Perhaps the Chinese restaurants are promoting it, as the end of this Boing Boing post might suggest.

June 03, 2010

Just Another Day in the Wet Mountains

video

A day of breakdowns and fixing things.

1. It began with a continuation of yesterday afternoon, when a neighbor and I finally located an underground leak on the water line from the communal well (serves six households). We called in a backhoe operator, dug up the line, and fixed the break yesterday.

Today, after checking that the leak seemed to be stopped, we filled in the trench. But did I have time for breakfast? No . . .

2.  . . . because I had to meet the assistant fire chief and fill two 1,000-gallon tanks that serve as a firefighting reservoir during summer months.

And the pump on the brush truck (our sole engine) was acting up, so we had to do it with the  floating pump (video above), which puts out maybe 45 gallons per minute (?) -- and which is a whole lot louder than it sounds on the video. I could hear it running from half a mile away when I made a short trip to the post office.

But you cannot have a malfunctioning pump on the fire apparatus, so we went to the county road-and-bridge shop, where the fire chief is employed, and disassembled and cleaned the fuel system with solvents and compressed air.

(Apparently no one put fuel-stabilizer in the gasoline over the winter, and various sorts of gunk were plugging the internal valves and screens.)

3. Then I came home, and M. told me that northern flickers were again trying to nest inside the back wall of the guest cabin, so I nailed up two more plywood patches, adding to the collection already there, to thwart their housekeeping plans.

4. Finally, Fisher the Chessie had to go to the vet's in Cañon City because of an ear infection.

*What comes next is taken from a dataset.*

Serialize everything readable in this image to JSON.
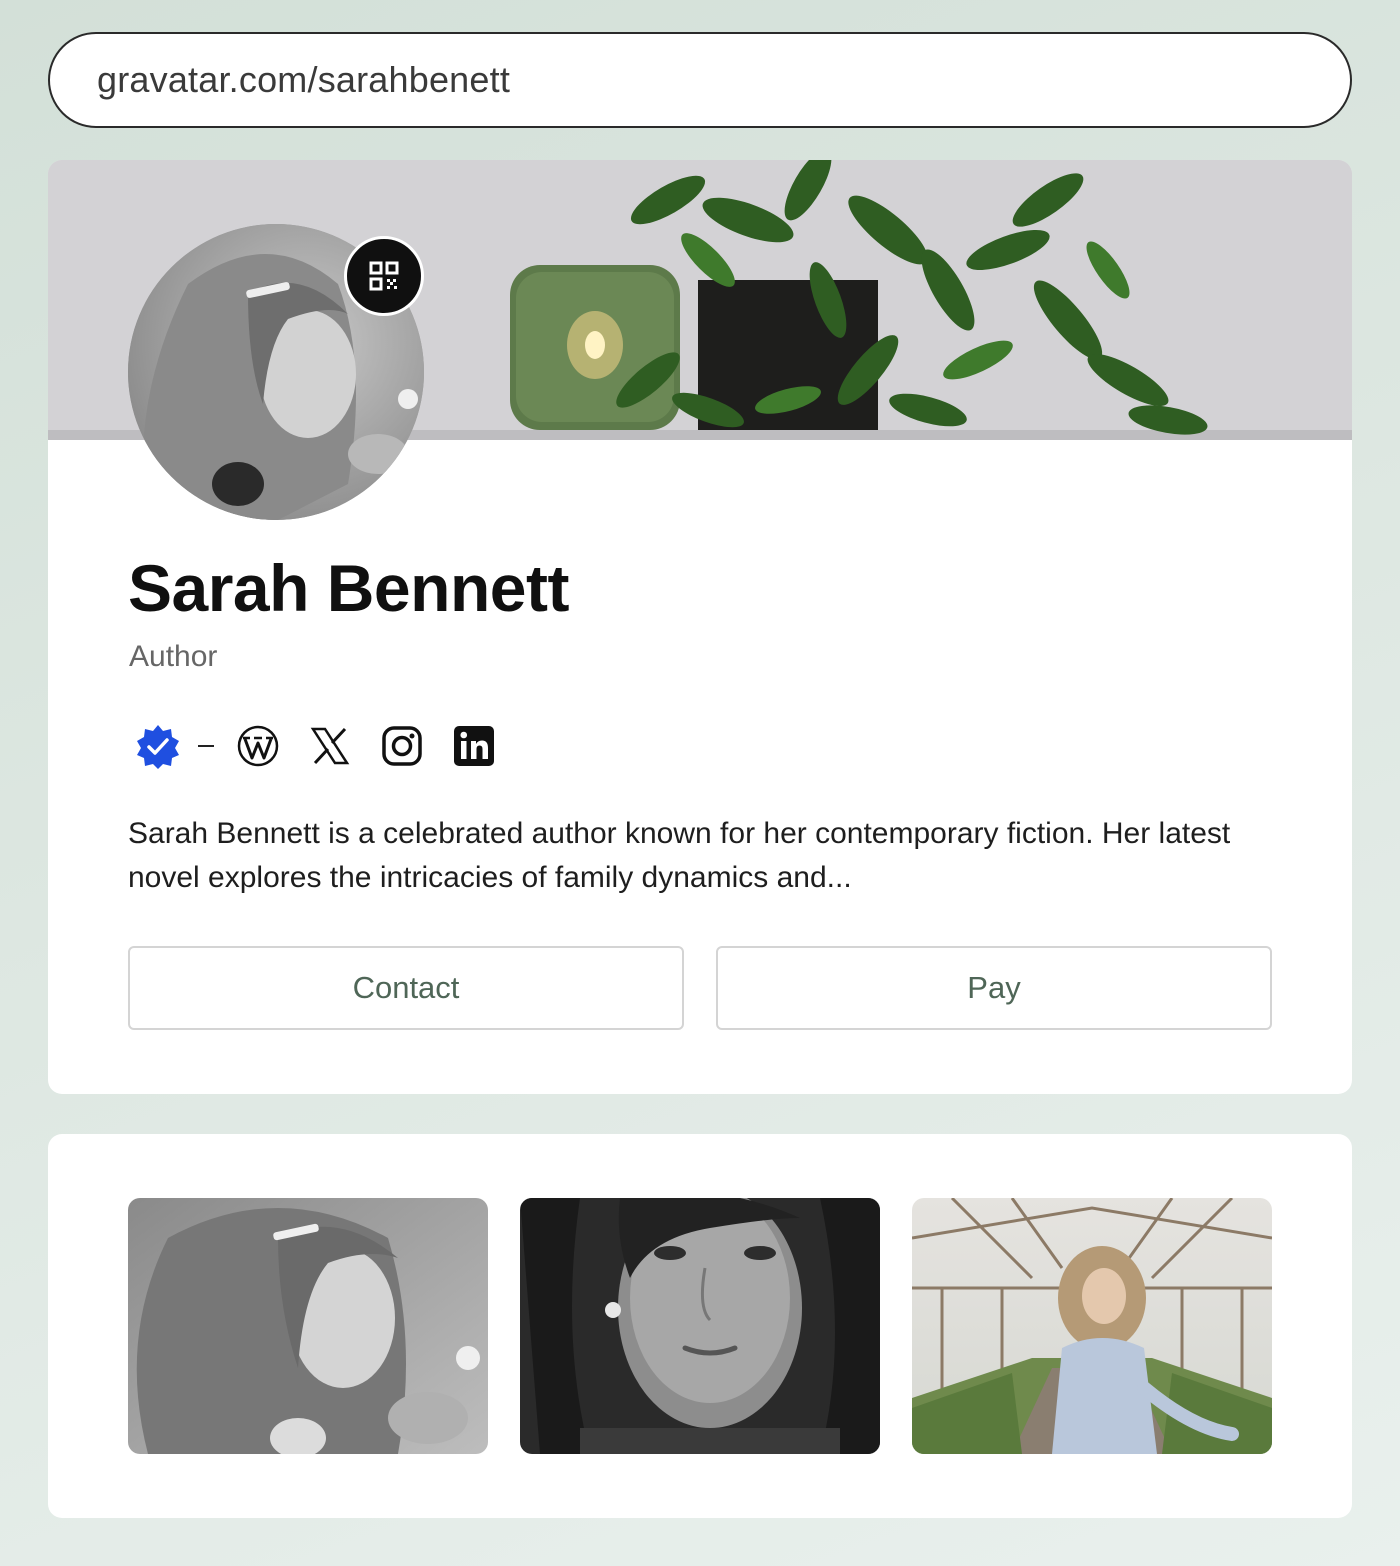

There was the day.

June 01, 2010

Blog Stew with Dandelions

• Nature 1, Technology 0: Dandelion fluff cripples British locomotives.

• Also from the UK, another dog who finds his way home past many obstacles.

• You can tell when the bloggers at Field & Stream are having a slow week. The comments are interesting, for a change.

• Patrick Burns is tearing into veterinarians for "price-gouging, selling medically unnecessary services, upcoding, and bill-padding."

I hate to say it about the veterinary profession, but he is right--and I fell for one or two of the "unnecessary services" before I wised up.

When one of our old vets sold his large-and-small animal practice to someone who focused more on the "small" side, I began to see that she had taken the seminars on how to increase your billing, right down to sending the sympathy cards a week after putting down your dog.

Tornado 'Captured' in Baca County

The Denver Post reports on a tornado in Baca County, with an excellent photo.

Experienced tornado chasers corralled it and returned it to Oklahoma, its natural habitat.

Now that it is gone, relieved Baca County residents can go back to their normal weather diet of blue northers, blizzards, searing drought, and tennis ball-sized hail.

Red Fox and Kits

More photos from Camera Trap Spring. These were taken at the edge of the camera flash, and the resolution is not the best.

Here comes a red fox with some sort of prey—a wood rat?—at 3 a.m. on Sunday, May 23.




Two kits are playing near the spring on Monday, May 24, at 4:20 a.m.



It looks as though Mom (?) is ready to be on her way on Thursday, May 27, at about 2:30 a.m., but someone is chasing her and making a play bow.